REQUIREMENT — Lines that include the string "this" are the ones to copy from the entries below.

ENTRIES SUPPLIED —
==============================

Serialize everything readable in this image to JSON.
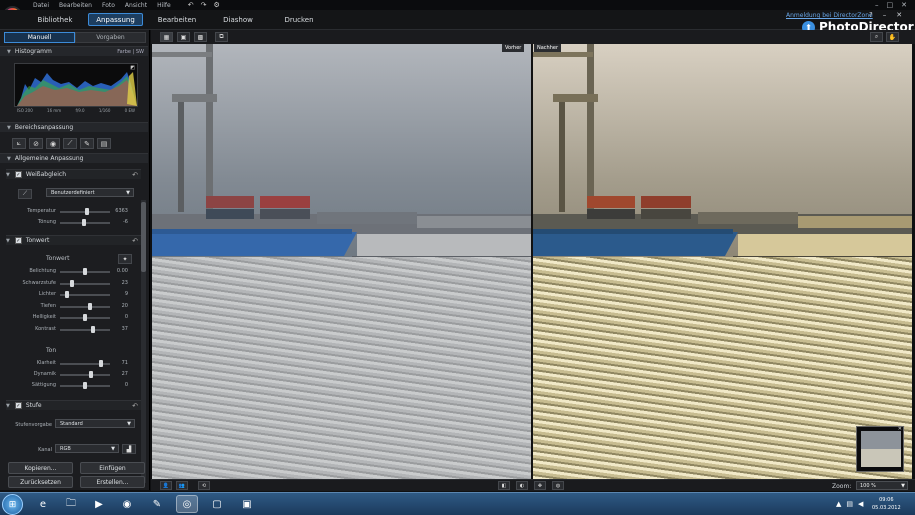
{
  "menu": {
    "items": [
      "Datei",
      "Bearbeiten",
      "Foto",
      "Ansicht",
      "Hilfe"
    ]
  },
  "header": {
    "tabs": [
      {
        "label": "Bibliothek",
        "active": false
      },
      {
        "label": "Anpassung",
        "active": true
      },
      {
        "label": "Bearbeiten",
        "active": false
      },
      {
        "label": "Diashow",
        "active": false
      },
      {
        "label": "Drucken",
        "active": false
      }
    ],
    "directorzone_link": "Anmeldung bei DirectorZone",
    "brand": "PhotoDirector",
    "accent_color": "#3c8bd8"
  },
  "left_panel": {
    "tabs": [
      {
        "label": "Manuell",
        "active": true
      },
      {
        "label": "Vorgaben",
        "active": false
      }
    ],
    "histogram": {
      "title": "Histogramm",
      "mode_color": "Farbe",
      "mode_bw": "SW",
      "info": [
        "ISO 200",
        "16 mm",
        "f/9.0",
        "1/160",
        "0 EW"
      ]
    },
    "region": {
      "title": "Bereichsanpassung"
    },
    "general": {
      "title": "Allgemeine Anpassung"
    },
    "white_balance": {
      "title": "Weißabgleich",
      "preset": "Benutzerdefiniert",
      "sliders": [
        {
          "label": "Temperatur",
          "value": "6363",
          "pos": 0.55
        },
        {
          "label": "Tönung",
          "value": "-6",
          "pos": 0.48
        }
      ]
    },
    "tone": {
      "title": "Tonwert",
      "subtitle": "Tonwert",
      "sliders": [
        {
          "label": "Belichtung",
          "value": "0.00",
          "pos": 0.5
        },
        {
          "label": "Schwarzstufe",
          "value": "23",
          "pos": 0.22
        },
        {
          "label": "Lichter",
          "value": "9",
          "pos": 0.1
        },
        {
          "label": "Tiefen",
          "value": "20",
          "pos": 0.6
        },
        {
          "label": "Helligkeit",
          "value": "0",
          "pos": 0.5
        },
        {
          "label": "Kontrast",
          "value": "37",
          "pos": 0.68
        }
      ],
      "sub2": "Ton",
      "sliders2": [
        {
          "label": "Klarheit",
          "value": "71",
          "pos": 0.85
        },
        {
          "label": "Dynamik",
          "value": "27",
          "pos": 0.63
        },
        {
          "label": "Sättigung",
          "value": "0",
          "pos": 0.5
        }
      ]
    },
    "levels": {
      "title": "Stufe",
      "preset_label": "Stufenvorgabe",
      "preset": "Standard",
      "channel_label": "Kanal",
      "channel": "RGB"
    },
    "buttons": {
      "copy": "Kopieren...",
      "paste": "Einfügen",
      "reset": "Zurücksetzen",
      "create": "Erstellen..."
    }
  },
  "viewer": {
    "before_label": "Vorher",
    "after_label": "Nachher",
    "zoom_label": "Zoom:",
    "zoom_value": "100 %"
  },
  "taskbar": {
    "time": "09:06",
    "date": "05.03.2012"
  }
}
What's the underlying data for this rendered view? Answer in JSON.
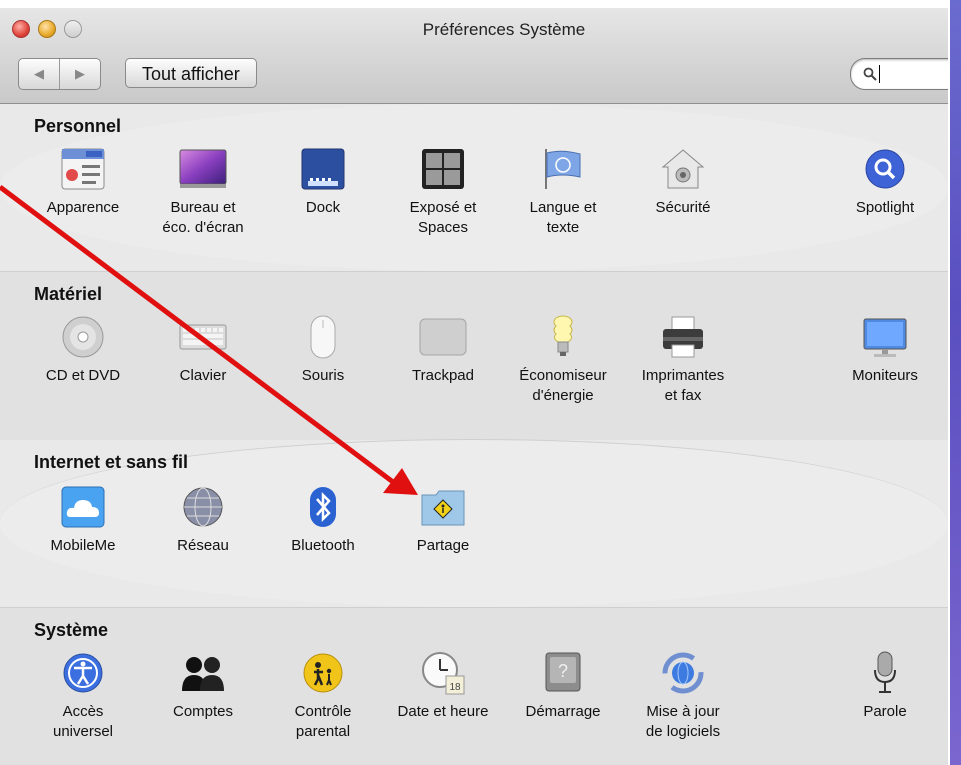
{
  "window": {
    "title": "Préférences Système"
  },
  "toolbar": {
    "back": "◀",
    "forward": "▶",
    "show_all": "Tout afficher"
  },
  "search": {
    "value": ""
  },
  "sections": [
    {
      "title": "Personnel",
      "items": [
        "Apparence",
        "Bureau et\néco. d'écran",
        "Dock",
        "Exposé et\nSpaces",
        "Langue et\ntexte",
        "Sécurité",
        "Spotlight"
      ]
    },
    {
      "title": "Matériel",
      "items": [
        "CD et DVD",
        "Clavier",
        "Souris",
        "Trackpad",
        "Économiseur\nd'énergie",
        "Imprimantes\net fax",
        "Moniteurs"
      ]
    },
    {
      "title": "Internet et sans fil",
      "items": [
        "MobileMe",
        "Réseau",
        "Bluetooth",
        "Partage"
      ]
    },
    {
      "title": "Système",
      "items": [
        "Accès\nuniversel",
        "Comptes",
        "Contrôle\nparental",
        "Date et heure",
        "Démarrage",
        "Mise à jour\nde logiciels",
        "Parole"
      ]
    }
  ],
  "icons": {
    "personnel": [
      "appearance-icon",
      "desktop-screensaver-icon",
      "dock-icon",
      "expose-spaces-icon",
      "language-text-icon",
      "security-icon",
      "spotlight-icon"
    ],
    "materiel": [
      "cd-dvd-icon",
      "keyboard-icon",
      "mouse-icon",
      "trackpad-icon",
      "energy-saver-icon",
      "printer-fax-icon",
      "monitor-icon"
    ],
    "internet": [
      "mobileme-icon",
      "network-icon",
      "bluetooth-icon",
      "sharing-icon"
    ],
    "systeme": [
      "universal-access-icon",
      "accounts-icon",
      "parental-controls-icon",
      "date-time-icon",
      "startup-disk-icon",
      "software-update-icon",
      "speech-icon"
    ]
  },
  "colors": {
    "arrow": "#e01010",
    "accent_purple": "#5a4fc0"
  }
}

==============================

YOUR RESPONSE —
Serialize everything readable in this image to JSON.
What's the underlying data for this rendered view? Answer in JSON.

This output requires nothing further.